__Data__:
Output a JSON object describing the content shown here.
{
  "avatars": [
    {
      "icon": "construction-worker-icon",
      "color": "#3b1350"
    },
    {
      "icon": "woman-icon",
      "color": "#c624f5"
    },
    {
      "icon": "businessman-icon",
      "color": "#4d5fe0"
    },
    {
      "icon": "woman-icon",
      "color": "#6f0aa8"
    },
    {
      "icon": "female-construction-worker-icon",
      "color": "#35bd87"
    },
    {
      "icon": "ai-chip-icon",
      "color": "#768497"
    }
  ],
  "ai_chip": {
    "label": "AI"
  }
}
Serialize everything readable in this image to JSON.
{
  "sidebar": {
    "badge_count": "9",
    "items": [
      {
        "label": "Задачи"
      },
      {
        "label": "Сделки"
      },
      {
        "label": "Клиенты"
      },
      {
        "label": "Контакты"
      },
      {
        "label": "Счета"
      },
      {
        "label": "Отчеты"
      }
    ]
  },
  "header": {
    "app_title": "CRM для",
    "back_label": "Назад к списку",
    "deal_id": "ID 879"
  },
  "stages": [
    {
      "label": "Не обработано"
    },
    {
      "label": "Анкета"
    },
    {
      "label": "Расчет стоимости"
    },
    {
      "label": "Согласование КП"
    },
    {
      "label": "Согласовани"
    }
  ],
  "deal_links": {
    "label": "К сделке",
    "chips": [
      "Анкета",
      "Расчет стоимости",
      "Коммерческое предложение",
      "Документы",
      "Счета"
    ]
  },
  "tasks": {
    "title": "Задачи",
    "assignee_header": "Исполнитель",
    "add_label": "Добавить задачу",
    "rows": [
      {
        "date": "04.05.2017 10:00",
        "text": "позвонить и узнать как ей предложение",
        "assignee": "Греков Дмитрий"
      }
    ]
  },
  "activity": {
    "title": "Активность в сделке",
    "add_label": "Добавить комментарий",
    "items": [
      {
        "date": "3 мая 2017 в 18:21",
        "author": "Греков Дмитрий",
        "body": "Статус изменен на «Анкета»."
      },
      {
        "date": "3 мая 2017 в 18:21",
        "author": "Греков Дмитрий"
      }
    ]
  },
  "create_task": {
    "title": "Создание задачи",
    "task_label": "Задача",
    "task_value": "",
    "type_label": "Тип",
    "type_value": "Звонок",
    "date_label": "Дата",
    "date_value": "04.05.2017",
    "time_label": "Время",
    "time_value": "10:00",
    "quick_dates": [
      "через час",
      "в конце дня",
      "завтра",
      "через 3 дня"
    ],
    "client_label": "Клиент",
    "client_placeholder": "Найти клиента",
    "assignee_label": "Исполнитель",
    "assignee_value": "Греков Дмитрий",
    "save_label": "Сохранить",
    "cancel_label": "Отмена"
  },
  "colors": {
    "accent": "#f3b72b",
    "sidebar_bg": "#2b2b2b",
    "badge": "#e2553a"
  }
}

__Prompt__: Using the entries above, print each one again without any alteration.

__Task answer__:
Output a JSON object describing the content shown here.
{
  "avatars": [
    {
      "icon": "construction-worker-icon",
      "color": "#3b1350"
    },
    {
      "icon": "woman-icon",
      "color": "#c624f5"
    },
    {
      "icon": "businessman-icon",
      "color": "#4d5fe0"
    },
    {
      "icon": "woman-icon",
      "color": "#6f0aa8"
    },
    {
      "icon": "female-construction-worker-icon",
      "color": "#35bd87"
    },
    {
      "icon": "ai-chip-icon",
      "color": "#768497"
    }
  ],
  "ai_chip": {
    "label": "AI"
  }
}
Serialize everything readable in this image to JSON.
{
  "sidebar": {
    "badge_count": "9",
    "items": [
      {
        "label": "Задачи"
      },
      {
        "label": "Сделки"
      },
      {
        "label": "Клиенты"
      },
      {
        "label": "Контакты"
      },
      {
        "label": "Счета"
      },
      {
        "label": "Отчеты"
      }
    ]
  },
  "header": {
    "app_title": "CRM для",
    "back_label": "Назад к списку",
    "deal_id": "ID 879"
  },
  "stages": [
    {
      "label": "Не обработано"
    },
    {
      "label": "Анкета"
    },
    {
      "label": "Расчет стоимости"
    },
    {
      "label": "Согласование КП"
    },
    {
      "label": "Согласовани"
    }
  ],
  "deal_links": {
    "label": "К сделке",
    "chips": [
      "Анкета",
      "Расчет стоимости",
      "Коммерческое предложение",
      "Документы",
      "Счета"
    ]
  },
  "tasks": {
    "title": "Задачи",
    "assignee_header": "Исполнитель",
    "add_label": "Добавить задачу",
    "rows": [
      {
        "date": "04.05.2017 10:00",
        "text": "позвонить и узнать как ей предложение",
        "assignee": "Греков Дмитрий"
      }
    ]
  },
  "activity": {
    "title": "Активность в сделке",
    "add_label": "Добавить комментарий",
    "items": [
      {
        "date": "3 мая 2017 в 18:21",
        "author": "Греков Дмитрий",
        "body": "Статус изменен на «Анкета»."
      },
      {
        "date": "3 мая 2017 в 18:21",
        "author": "Греков Дмитрий"
      }
    ]
  },
  "create_task": {
    "title": "Создание задачи",
    "task_label": "Задача",
    "task_value": "",
    "type_label": "Тип",
    "type_value": "Звонок",
    "date_label": "Дата",
    "date_value": "04.05.2017",
    "time_label": "Время",
    "time_value": "10:00",
    "quick_dates": [
      "через час",
      "в конце дня",
      "завтра",
      "через 3 дня"
    ],
    "client_label": "Клиент",
    "client_placeholder": "Найти клиента",
    "assignee_label": "Исполнитель",
    "assignee_value": "Греков Дмитрий",
    "save_label": "Сохранить",
    "cancel_label": "Отмена"
  },
  "colors": {
    "accent": "#f3b72b",
    "sidebar_bg": "#2b2b2b",
    "badge": "#e2553a"
  }
}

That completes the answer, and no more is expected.